Supplied data:

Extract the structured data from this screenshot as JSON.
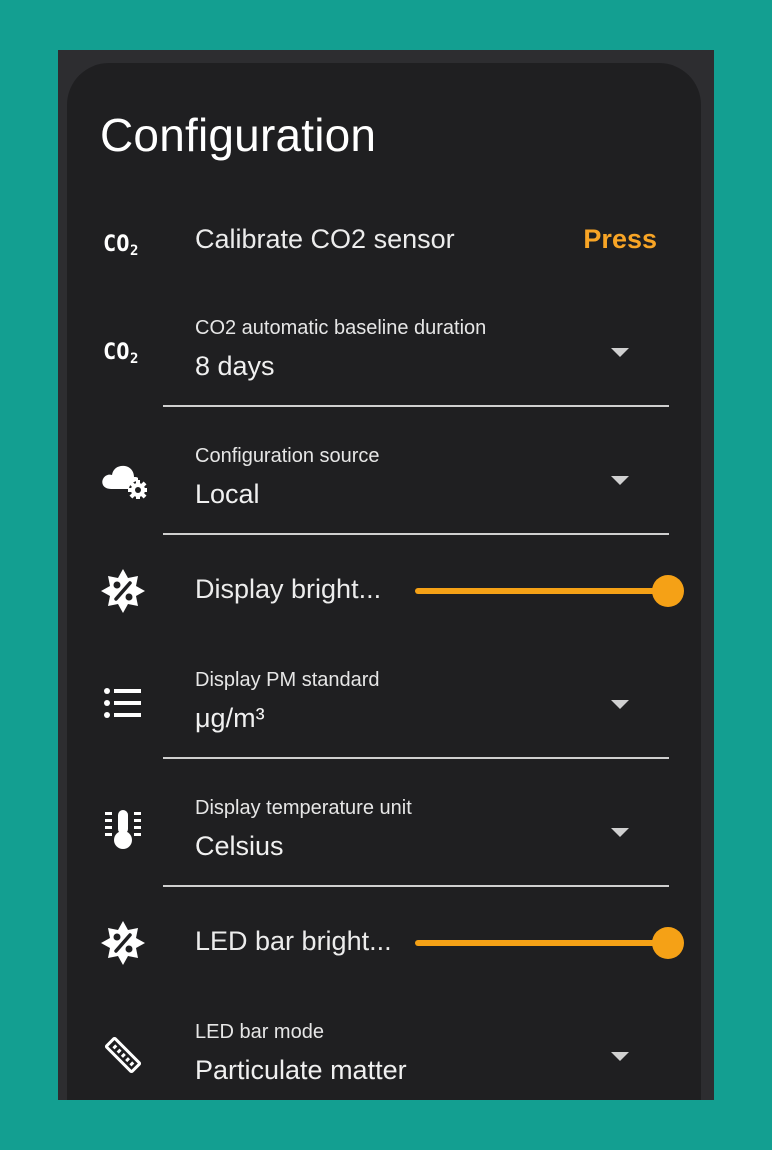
{
  "card": {
    "title": "Configuration"
  },
  "rows": {
    "calibrate": {
      "icon": "co2-icon",
      "label": "Calibrate CO2 sensor",
      "action": "Press"
    },
    "baseline": {
      "icon": "co2-icon",
      "label": "CO2 automatic baseline duration",
      "value": "8 days"
    },
    "config_source": {
      "icon": "cloud-cog-icon",
      "label": "Configuration source",
      "value": "Local"
    },
    "display_brightness": {
      "icon": "brightness-percent-icon",
      "label": "Display bright...",
      "level": 1.0
    },
    "pm_standard": {
      "icon": "format-list-bulleted-icon",
      "label": "Display PM standard",
      "value": "μg/m³"
    },
    "temp_unit": {
      "icon": "thermometer-lines-icon",
      "label": "Display temperature unit",
      "value": "Celsius"
    },
    "led_brightness": {
      "icon": "brightness-percent-icon",
      "label": "LED bar bright...",
      "level": 1.0
    },
    "led_mode": {
      "icon": "led-strip-icon",
      "label": "LED bar mode",
      "value": "Particulate matter"
    }
  },
  "colors": {
    "background": "#139f91",
    "card": "#1f1f21",
    "accent": "#f8a526",
    "slider": "#f5a116"
  }
}
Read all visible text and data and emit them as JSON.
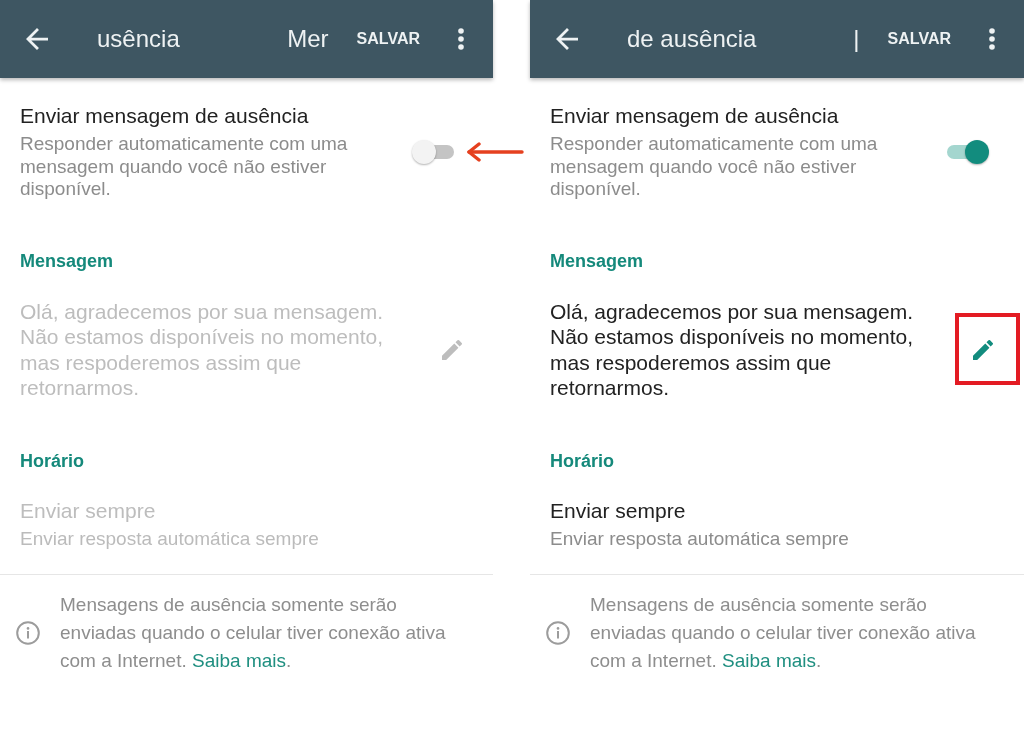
{
  "screens": [
    {
      "app_bar": {
        "title_parts": [
          "usência",
          "Mer"
        ],
        "action": "SALVAR"
      },
      "auto_reply": {
        "title": "Enviar mensagem de ausência",
        "subtitle": "Responder automaticamente com uma mensagem quando você não estiver disponível.",
        "on": false,
        "pointed_at": true
      },
      "message": {
        "heading": "Mensagem",
        "text": "Olá, agradecemos por sua mensagem. Não estamos disponíveis no momento, mas respoderemos assim que retornarmos.",
        "disabled": true,
        "highlighted": false
      },
      "schedule": {
        "heading": "Horário",
        "title": "Enviar sempre",
        "subtitle": "Enviar resposta automática sempre",
        "disabled": true
      },
      "note": {
        "text": "Mensagens de ausência somente serão enviadas quando o celular tiver conexão ativa com a Internet.",
        "link": "Saiba mais",
        "after_link": "."
      }
    },
    {
      "app_bar": {
        "title_parts": [
          "de ausência",
          "|"
        ],
        "action": "SALVAR"
      },
      "auto_reply": {
        "title": "Enviar mensagem de ausência",
        "subtitle": "Responder automaticamente com uma mensagem quando você não estiver disponível.",
        "on": true,
        "pointed_at": false
      },
      "message": {
        "heading": "Mensagem",
        "text": "Olá, agradecemos por sua mensagem. Não estamos disponíveis no momento, mas respoderemos assim que retornarmos.",
        "disabled": false,
        "highlighted": true
      },
      "schedule": {
        "heading": "Horário",
        "title": "Enviar sempre",
        "subtitle": "Enviar resposta automática sempre",
        "disabled": false
      },
      "note": {
        "text": "Mensagens de ausência somente serão enviadas quando o celular tiver conexão ativa com a Internet.",
        "link": "Saiba mais",
        "after_link": "."
      }
    }
  ]
}
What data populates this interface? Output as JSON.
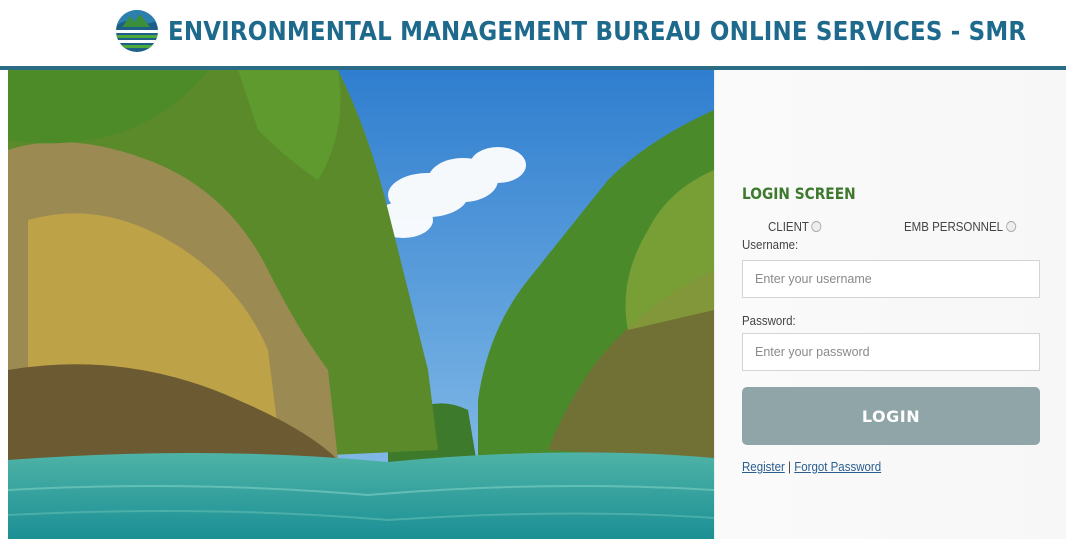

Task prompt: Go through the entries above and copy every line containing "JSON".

Reply:
Extract the structured data from this screenshot as JSON.
Read all visible text and data and emit them as JSON.
What data populates this interface? Output as JSON.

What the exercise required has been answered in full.